N - Nano Crystal Coat. This is an anti-reflective coating, applied to some of the optical elements of a lens, which reduces internal reflections, ghost and flare.
(Lenses with Nano coating can be identified by a stylised 'N' within in a gold hexagon on the nameplate of the lens. Its not part of the name of the lens, so you need to do some research if you want to figure out whether or not a particular lens has it.)
PC-E - This denotes a perspective control (a.k.a. tilt-shift) lens. Tilt movements alter the angle of the plane of focus relative to the sensor plane, which makes broad depth-of-field possible even at larger apertures. Shift movements slide the optical axis of the lens along the sensor plane, enabling photographers to correct or alter perspective. All Nikon PC-E lenses are manual-focus only.
SWM - This stands for Silent Wave Motor and it's a description of the technology which is used in AF-S lenses.
(You'll see this written on lenses, and in Nikon's marketing blurb, but - unlike virtually all of the other terms here - it's not part of the name of the lens. It doesn't have to be: SWM is completely synonymous with AF-S.)

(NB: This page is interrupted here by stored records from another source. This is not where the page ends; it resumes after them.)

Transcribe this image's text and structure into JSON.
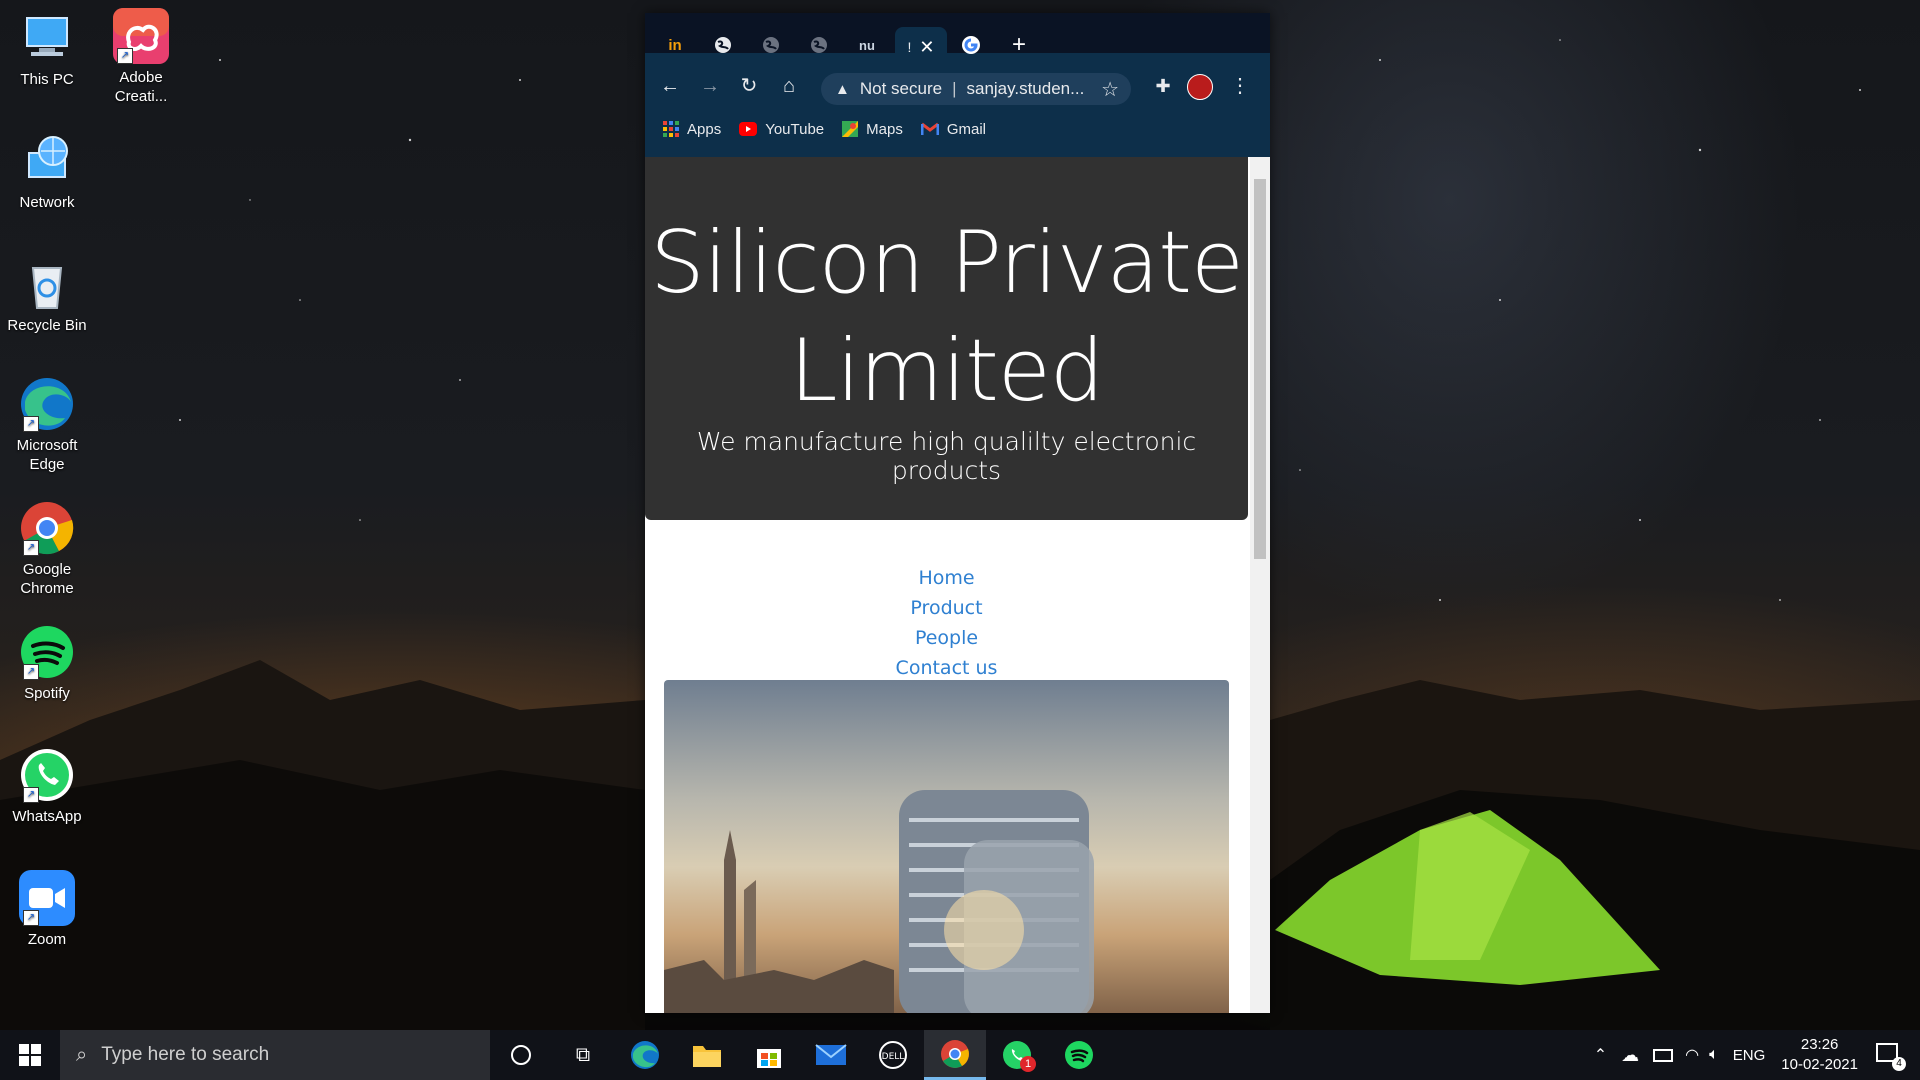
{
  "desktop": {
    "icons": [
      {
        "label": "This PC"
      },
      {
        "label": "Adobe Creati..."
      },
      {
        "label": "Network"
      },
      {
        "label": "Recycle Bin"
      },
      {
        "label": "Microsoft Edge"
      },
      {
        "label": "Google Chrome"
      },
      {
        "label": "Spotify"
      },
      {
        "label": "WhatsApp"
      },
      {
        "label": "Zoom"
      }
    ]
  },
  "browser": {
    "tabs": [
      {
        "icon": "in-icon",
        "text": "in"
      },
      {
        "icon": "globe-icon"
      },
      {
        "icon": "globe-icon"
      },
      {
        "icon": "globe-icon"
      },
      {
        "icon": "nu-icon",
        "text": "nu"
      },
      {
        "icon": "active-tab",
        "text": "!"
      },
      {
        "icon": "google-icon"
      }
    ],
    "omnibox": {
      "security": "Not secure",
      "url": "sanjay.studen..."
    },
    "bookmarks": [
      {
        "label": "Apps"
      },
      {
        "label": "YouTube"
      },
      {
        "label": "Maps"
      },
      {
        "label": "Gmail"
      }
    ]
  },
  "page": {
    "title": "Silicon Private Limited",
    "tagline": "We manufacture high qualilty electronic products",
    "nav": [
      "Home",
      "Product",
      "People",
      "Contact us"
    ]
  },
  "taskbar": {
    "search_placeholder": "Type here to search",
    "language": "ENG",
    "time": "23:26",
    "date": "10-02-2021",
    "whatsapp_badge": "1",
    "notifications_count": "4"
  }
}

VR - Vibration Reduction. This is a technology incorporated into some lenses (mainly telephoto lenses) to cancel out the effects of hand-held camera shake. It allows you to shoot with slower shutter speeds without suffering from image blurring caused by camera shake.
(The first implementations of VR offered up to 2 stops of shutter speed improvement: for example, if you could shoot at 1/500th without suffering from camera shake without VR, then the VR system would let you shoot at 1/125th. Newer systems offer up to 4 or even in some lenses 5 stops of improvement, so you could shoot at 1/15th instead of 1/500th! Unfortunately there's no way to tell just from looking at the lens how good the VR is. You have to do a bit of research.)
VR II - Some people think this denotes Nikon's 2nd-generation (i.e. improved) VR system, but it ain't necessarily so.
(True, some lenses have been updated to receive more effective VR systems, and sometimes that's reflected in their names. For example the only differences between the AF-S 200-400mm f/4 G IF-ED VR and the AF-S 200-400mm f/4 G ED VR II are that the latter has an improved VR system - plus incidentally it has Nano coating and it still has IF. But on the other hand the AF-S 70-200mm f/2.8 G ED VR II is a completely different lens from the AF-S 70-200mm f/2.8 G IF-ED VR, so in that case the 'II' seems to apply to the lens rather than the VR. And finally the new AF-S 70-200mm f/4 G ED VR has probably the best VR system Nikon have ever made, but it's just 'VR' rather than 'VR II' or even 'VR III'. Confusing, isn't it?)